Too bad. There are plenty of things that I buy on amazon.com that I can't buy at my local brick & mortar otherwise I would.
Many of you will be glad to pay the sales tax in support of the MBTA. People outside the MBTA service area, not so much. Sending your money and jobs out of state to e-tailers is the natural consequence of more difficult and expensive transportation. We'll be left mostly with bank branches, cell phone stores, Starbucks, hair/nail salons, and eateries.
Of course when possible, it's important to shop at the store you want to remain in your neighborhood / city. However, if you can't get what you're looking for nearby, it is possible to shop locally on amazon. I found an out of print classical CD I had been searching for on amazon that was sold by Orpheus on Comm. Ave. So naturally, I called Orpheus and they said that the owner had that CD and all of the stock listed with amazon at his house as opposed to in the store. He told me to send him a list of what I wanted from his amazon 'store' and he would bring it to the brick & mortar the next day. Worked out beautifully.
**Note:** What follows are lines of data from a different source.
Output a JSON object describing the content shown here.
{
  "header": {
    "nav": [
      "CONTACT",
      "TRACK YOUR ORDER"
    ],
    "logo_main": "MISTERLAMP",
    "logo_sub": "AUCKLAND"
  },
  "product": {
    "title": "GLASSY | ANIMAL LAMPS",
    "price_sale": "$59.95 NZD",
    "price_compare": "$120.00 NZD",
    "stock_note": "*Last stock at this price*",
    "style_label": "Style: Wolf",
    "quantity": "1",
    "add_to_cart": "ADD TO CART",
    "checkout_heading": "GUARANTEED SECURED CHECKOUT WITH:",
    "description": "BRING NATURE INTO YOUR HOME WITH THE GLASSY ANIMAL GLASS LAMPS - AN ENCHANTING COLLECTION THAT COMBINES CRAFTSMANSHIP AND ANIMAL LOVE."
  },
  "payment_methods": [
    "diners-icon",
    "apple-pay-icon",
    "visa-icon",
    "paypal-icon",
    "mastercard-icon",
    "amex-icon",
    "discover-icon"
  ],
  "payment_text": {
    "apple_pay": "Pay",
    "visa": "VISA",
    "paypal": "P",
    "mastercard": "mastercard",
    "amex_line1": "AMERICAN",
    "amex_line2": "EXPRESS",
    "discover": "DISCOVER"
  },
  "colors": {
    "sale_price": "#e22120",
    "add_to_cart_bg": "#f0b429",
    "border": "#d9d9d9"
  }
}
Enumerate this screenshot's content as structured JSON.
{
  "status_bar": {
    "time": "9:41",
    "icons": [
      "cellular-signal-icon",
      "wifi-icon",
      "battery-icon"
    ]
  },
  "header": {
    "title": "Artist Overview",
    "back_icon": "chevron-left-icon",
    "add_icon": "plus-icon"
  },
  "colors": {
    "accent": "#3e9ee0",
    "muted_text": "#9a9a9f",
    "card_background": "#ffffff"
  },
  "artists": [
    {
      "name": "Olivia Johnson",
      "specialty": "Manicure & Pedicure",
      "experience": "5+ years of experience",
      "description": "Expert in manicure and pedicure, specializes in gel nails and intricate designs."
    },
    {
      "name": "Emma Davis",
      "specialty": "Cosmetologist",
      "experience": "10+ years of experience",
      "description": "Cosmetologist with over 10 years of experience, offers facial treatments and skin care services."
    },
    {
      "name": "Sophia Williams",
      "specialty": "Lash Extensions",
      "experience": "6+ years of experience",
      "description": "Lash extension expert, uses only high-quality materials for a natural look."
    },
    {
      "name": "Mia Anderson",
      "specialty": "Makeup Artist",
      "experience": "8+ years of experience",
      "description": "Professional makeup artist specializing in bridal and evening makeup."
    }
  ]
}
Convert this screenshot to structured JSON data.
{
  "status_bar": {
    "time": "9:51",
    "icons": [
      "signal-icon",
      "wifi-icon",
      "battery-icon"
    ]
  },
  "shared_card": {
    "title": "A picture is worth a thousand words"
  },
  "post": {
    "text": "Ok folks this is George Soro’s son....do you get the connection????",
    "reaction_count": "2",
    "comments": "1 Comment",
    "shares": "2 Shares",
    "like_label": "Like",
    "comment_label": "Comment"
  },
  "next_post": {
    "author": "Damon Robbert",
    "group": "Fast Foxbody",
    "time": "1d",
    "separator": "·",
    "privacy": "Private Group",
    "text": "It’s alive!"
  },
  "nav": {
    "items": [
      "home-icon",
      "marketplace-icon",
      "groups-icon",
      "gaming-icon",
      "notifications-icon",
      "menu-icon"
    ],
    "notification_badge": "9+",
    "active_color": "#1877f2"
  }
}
In this Walmart era, many local retailers are forced to give up their brick & mortar presence or downsize to the point where they are forced to supplement their sales via online sites like abebooks, amazon, ebay, alibris, etc. When you're picking which seller to buy from on these sites, just buy from the most local one.
Somehow I doubt Walmart is big in the out of print classical CD market. I think you mean the Amazon/illegal download era.
Mark, I thought you'd like fewer people driving to businesses. After all it reduces congestion and pollution from single occupant vehicles.
Funds are needed to make available better Boston Public Library services to homebound folks. One example of how books can made available for homebound folks is at